Director: Cameron Crowe
Starring: Billy Crudup, Patrick Fugit, Kate Hudson
Synopsis: An aspiring music journalist follows the trials and tribulations of an up and coming rock band.
Review: With a combination of quality writing, intriguing characters, and a great soundtrack, this movie is a pleasure to watch. Crowe finds a successful balance between drama and comedy, and frequently jumps between the two in the same scene (the climatic airplane scene comes to mind) to make for both a funny and gripping movie. This style reflects the ups and downs of life on the road for a rock band, as well as the ups and downs of growing up. It's partly a coming of age story for William Miller (Fugit), and partly about the spirit of rock 'n' roll as personified by Russell Hammond (Crudup), and those two narratives intertwine seamlessly with Penny Lane (Hudson) forming the emotional center between the two. Overall it's a well-structured and well- paced film with one of my favourite movie quotes, "I am a golden god!" It's fun for the whole family!
52. 2001: A Space Odyssey 1968
Director: Stanley Kubrick
Starring: Keir Dullea, Douglas Rain
Synopsis: A manned space mission is sent to Jupiter to investigate a strange monolith.
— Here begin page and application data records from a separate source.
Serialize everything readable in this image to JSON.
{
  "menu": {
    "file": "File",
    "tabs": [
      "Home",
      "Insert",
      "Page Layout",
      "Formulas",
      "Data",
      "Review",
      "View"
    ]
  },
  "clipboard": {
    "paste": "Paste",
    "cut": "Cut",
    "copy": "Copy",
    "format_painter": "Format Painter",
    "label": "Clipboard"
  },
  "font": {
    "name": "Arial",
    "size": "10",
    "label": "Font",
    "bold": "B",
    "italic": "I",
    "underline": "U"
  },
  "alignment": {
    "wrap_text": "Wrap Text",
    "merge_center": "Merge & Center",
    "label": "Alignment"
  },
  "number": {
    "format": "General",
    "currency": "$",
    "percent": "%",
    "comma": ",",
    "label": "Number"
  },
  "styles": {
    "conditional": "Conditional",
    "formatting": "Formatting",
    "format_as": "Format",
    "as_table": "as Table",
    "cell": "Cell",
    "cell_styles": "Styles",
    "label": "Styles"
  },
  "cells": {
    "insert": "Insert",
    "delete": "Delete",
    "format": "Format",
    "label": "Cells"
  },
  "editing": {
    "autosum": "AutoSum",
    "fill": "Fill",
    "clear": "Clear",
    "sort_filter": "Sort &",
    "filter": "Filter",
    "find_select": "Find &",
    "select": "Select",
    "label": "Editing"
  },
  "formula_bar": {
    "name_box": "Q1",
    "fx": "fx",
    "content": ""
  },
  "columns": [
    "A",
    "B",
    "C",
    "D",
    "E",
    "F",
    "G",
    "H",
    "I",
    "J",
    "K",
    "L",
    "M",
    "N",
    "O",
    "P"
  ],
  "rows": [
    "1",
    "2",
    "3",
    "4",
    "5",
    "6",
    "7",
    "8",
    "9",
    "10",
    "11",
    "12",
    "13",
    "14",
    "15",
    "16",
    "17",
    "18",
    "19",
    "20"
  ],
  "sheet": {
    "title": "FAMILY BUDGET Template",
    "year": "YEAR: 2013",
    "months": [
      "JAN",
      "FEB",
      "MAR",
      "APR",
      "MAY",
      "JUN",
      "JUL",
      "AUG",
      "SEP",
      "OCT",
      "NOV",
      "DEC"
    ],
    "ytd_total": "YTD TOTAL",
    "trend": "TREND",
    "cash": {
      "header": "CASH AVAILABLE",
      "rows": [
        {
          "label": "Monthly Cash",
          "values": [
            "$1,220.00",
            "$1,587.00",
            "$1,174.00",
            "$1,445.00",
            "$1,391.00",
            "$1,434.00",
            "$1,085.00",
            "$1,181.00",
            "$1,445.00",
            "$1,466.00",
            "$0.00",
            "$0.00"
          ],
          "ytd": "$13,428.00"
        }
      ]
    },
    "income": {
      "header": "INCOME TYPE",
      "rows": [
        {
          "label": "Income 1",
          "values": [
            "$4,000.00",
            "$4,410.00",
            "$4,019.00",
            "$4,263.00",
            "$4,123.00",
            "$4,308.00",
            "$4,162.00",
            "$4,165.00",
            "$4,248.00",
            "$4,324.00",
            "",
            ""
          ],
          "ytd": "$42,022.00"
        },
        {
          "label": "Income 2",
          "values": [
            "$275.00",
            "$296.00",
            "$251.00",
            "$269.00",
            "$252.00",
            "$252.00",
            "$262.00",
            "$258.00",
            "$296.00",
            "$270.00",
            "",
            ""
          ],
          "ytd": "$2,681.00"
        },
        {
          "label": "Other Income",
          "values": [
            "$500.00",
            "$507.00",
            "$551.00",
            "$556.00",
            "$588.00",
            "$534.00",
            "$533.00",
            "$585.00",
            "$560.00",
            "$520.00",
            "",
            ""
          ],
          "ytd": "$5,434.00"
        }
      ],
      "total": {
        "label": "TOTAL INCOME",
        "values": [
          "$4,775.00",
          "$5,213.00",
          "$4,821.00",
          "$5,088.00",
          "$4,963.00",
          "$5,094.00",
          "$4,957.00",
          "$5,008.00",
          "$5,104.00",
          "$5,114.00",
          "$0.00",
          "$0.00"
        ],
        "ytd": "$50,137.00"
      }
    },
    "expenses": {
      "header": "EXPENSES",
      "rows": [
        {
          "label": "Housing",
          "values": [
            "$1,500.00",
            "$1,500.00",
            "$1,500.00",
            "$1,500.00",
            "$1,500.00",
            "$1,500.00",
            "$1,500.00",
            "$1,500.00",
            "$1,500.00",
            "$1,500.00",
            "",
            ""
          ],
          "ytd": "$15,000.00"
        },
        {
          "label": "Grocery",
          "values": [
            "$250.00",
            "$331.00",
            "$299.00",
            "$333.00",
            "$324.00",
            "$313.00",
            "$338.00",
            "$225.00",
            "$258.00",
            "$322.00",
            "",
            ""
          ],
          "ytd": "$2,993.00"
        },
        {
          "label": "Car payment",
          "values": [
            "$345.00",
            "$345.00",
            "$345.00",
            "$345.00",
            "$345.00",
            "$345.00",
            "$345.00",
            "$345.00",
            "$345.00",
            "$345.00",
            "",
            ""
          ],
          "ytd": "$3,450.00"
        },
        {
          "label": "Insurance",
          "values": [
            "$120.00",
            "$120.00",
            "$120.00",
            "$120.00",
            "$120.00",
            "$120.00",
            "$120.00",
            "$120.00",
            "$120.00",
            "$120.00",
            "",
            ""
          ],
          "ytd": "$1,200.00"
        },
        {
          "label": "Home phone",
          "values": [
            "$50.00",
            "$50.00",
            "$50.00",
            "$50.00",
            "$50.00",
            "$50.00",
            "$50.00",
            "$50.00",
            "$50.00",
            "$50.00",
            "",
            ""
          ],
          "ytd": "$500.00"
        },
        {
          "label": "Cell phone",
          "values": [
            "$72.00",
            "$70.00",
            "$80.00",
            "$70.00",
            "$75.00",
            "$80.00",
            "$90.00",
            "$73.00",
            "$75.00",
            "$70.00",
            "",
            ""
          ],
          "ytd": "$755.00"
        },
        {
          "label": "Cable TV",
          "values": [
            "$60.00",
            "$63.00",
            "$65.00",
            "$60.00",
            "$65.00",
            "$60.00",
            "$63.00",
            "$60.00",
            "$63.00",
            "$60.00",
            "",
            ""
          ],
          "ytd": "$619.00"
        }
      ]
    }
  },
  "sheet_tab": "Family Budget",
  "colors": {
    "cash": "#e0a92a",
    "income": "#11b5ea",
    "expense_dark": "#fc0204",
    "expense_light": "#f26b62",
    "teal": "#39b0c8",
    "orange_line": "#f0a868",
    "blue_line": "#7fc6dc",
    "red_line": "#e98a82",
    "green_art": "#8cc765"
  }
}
Review: You may find this movie difficult to watch at first, and odds are by the end you'll be scratching your head, but give it a chance because I think its worth it. Watch it twice if you have to, like I did to fully appreciate it. What it lacks in action it more than makes up for in meaning and subtext, which may not be everybody's cup of tea, but being a World Lit major, its kinda something I deal with on a daily basis. There's no 'right' interpretation of this film, so don't worry if you might be wrong. Also, this film is one of the most influential works of science-fiction in any medium, and once you see this movie you'll start noticing references and homages to it everywhere, especially references to one of cinema's all time greatest villains, HAL 9000. It's a trippy, mind-bending ride which some people think you need to be high to truly appreciate, but I think the movie stands strong on it's own merits. It's fun for the whole family!
51. The Producers 1968
Director: Mel Brooks
Starring: Zero Mostel, Gene Wilder
Synopsis: A washed-up Broadway producer and an accountant discover that one could make more money from a flop than from a hit play.
Review: Just so you know, this is the earlier non-musical version. I am not going to say which is better, but I will say that one is on this list, and the other is not. The plot itself is pretty zany and the characters match accordingly. All of the actors play their parts with such unbridled and gleeful insanity that its impossible not to love. Not a scene goes by where somebody doesn't flip shit. And the madness keeps building and building until it is finally all released in what I maintain is the greatest musical number in cinematic history, Springtime for Hitler. Honestly, if the entire film were just that one scene, it would probably still make the list. But in addition to this we also get such memorable elements as the crossdressing producer, the ex-Nazi pigeon enthusiast scriptwriter, and Max Bialystock's (Mostel) seduction of little old ladies to milk for money. It's fun for the whole family!